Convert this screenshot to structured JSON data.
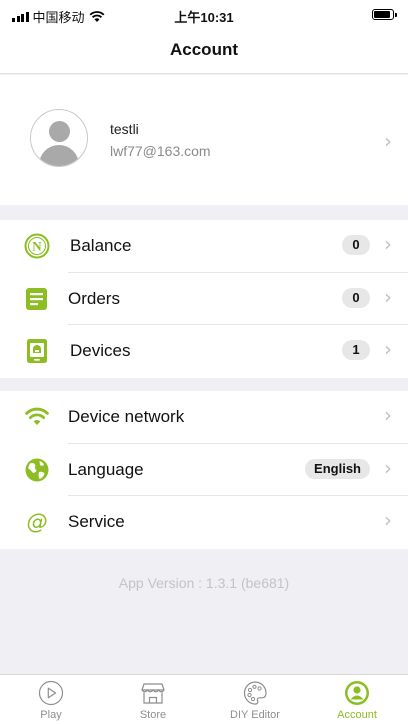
{
  "status_bar": {
    "carrier": "中国移动",
    "time": "上午10:31"
  },
  "header": {
    "title": "Account"
  },
  "profile": {
    "username": "testli",
    "email": "lwf77@163.com"
  },
  "menu_group_1": [
    {
      "label": "Balance",
      "badge": "0",
      "icon": "balance-n-icon"
    },
    {
      "label": "Orders",
      "badge": "0",
      "icon": "orders-icon"
    },
    {
      "label": "Devices",
      "badge": "1",
      "icon": "devices-icon"
    }
  ],
  "menu_group_2": [
    {
      "label": "Device network",
      "icon": "wifi-icon"
    },
    {
      "label": "Language",
      "badge": "English",
      "icon": "globe-icon"
    },
    {
      "label": "Service",
      "icon": "at-icon"
    }
  ],
  "app_version": "App Version : 1.3.1 (be681)",
  "tabs": [
    {
      "label": "Play",
      "icon": "play-icon"
    },
    {
      "label": "Store",
      "icon": "store-icon"
    },
    {
      "label": "DIY Editor",
      "icon": "palette-icon"
    },
    {
      "label": "Account",
      "icon": "account-icon",
      "active": true
    }
  ],
  "colors": {
    "accent": "#8cbd23",
    "background": "#efeff4"
  }
}
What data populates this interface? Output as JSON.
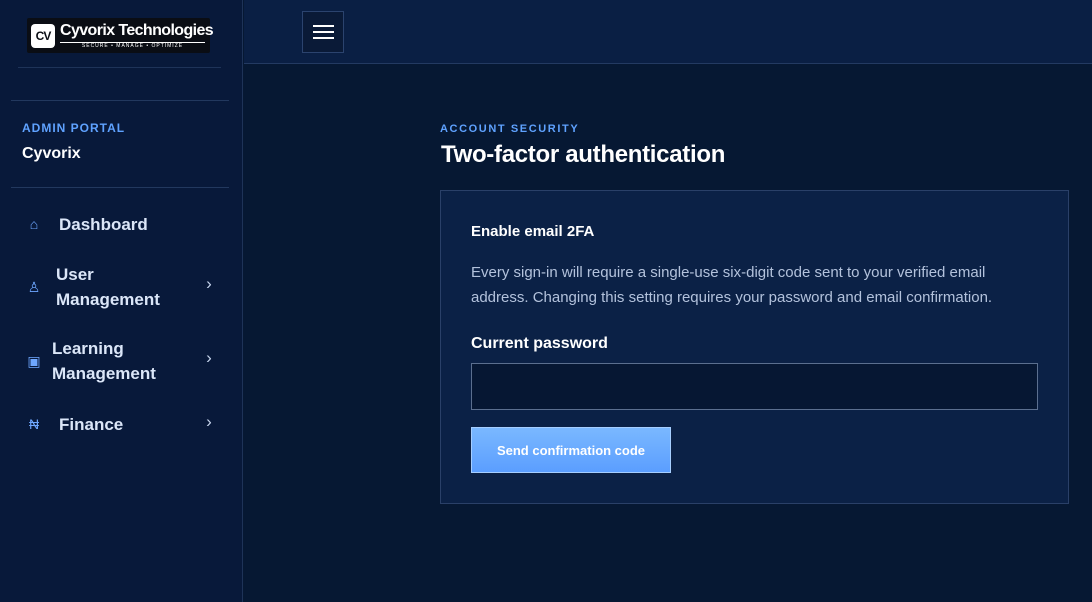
{
  "brand": {
    "mark": "CV",
    "name": "Cyvorix Technologies",
    "tagline": "SECURE • MANAGE • OPTIMIZE"
  },
  "sidebar": {
    "portal_label": "ADMIN PORTAL",
    "portal_name": "Cyvorix",
    "items": [
      {
        "label": "Dashboard",
        "icon": "home-icon",
        "glyph": "⌂"
      },
      {
        "label": "User Management",
        "icon": "user-icon",
        "glyph": "♙",
        "chevron": "›"
      },
      {
        "label": "Learning Management",
        "icon": "book-icon",
        "glyph": "▣",
        "chevron": "›"
      },
      {
        "label": "Finance",
        "icon": "currency-icon",
        "glyph": "₦",
        "chevron": "›"
      }
    ]
  },
  "topbar": {
    "menu_icon": "hamburger-menu-icon"
  },
  "main": {
    "eyebrow": "ACCOUNT SECURITY",
    "title": "Two-factor authentication",
    "card": {
      "title": "Enable email 2FA",
      "description": "Every sign-in will require a single-use six-digit code sent to your verified email address. Changing this setting requires your password and email confirmation.",
      "password_label": "Current password",
      "password_value": "",
      "button_label": "Send confirmation code"
    }
  },
  "colors": {
    "background": "#061833",
    "sidebar": "#08193a",
    "topbar": "#0a1f44",
    "card": "#0b2146",
    "accent": "#5fa2ff",
    "button": "#6aacff"
  }
}
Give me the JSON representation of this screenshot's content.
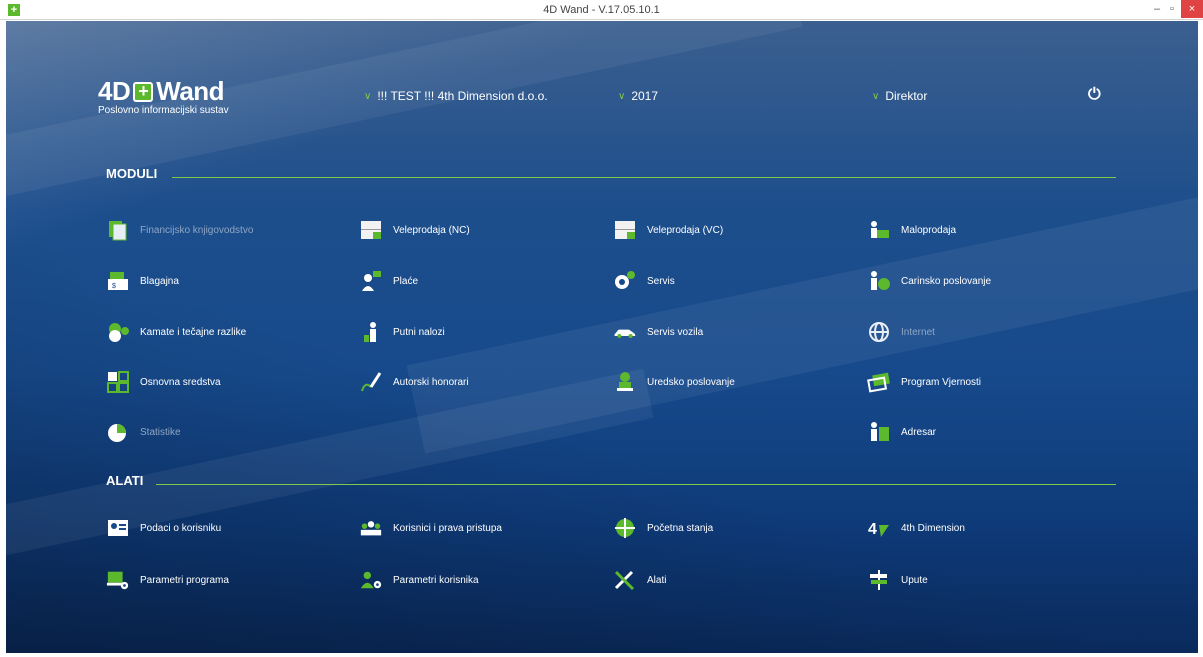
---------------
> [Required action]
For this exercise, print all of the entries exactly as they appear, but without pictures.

> [Task answer]
Convert this screenshot to structured JSON data.
{
  "status_bar": {
    "carrier": "中国移动",
    "time": "上午10:31"
  },
  "header": {
    "title": "Account"
  },
  "profile": {
    "username": "testli",
    "email": "lwf77@163.com"
  },
  "menu_group_1": [
    {
      "label": "Balance",
      "badge": "0",
      "icon": "balance-n-icon"
    },
    {
      "label": "Orders",
      "badge": "0",
      "icon": "orders-icon"
    },
    {
      "label": "Devices",
      "badge": "1",
      "icon": "devices-icon"
    }
  ],
  "menu_group_2": [
    {
      "label": "Device network",
      "icon": "wifi-icon"
    },
    {
      "label": "Language",
      "badge": "English",
      "icon": "globe-icon"
    },
    {
      "label": "Service",
      "icon": "at-icon"
    }
  ],
  "app_version": "App Version : 1.3.1 (be681)",
  "tabs": [
    {
      "label": "Play",
      "icon": "play-icon"
    },
    {
      "label": "Store",
      "icon": "store-icon"
    },
    {
      "label": "DIY Editor",
      "icon": "palette-icon"
    },
    {
      "label": "Account",
      "icon": "account-icon",
      "active": true
    }
  ],
  "colors": {
    "accent": "#8cbd23",
    "background": "#efeff4"
  }
}
What data populates this interface? Output as JSON.
{
  "brand": {
    "mark": "CV",
    "name": "Cyvorix Technologies",
    "tagline": "SECURE • MANAGE • OPTIMIZE"
  },
  "sidebar": {
    "portal_label": "ADMIN PORTAL",
    "portal_name": "Cyvorix",
    "items": [
      {
        "label": "Dashboard",
        "icon": "home-icon",
        "glyph": "⌂"
      },
      {
        "label": "User Management",
        "icon": "user-icon",
        "glyph": "♙",
        "chevron": "›"
      },
      {
        "label": "Learning Management",
        "icon": "book-icon",
        "glyph": "▣",
        "chevron": "›"
      },
      {
        "label": "Finance",
        "icon": "currency-icon",
        "glyph": "₦",
        "chevron": "›"
      }
    ]
  },
  "topbar": {
    "menu_icon": "hamburger-menu-icon"
  },
  "main": {
    "eyebrow": "ACCOUNT SECURITY",
    "title": "Two-factor authentication",
    "card": {
      "title": "Enable email 2FA",
      "description": "Every sign-in will require a single-use six-digit code sent to your verified email address. Changing this setting requires your password and email confirmation.",
      "password_label": "Current password",
      "password_value": "",
      "button_label": "Send confirmation code"
    }
  },
  "colors": {
    "background": "#061833",
    "sidebar": "#08193a",
    "topbar": "#0a1f44",
    "card": "#0b2146",
    "accent": "#5fa2ff",
    "button": "#6aacff"
  }
}
Give me the JSON representation of this screenshot's content.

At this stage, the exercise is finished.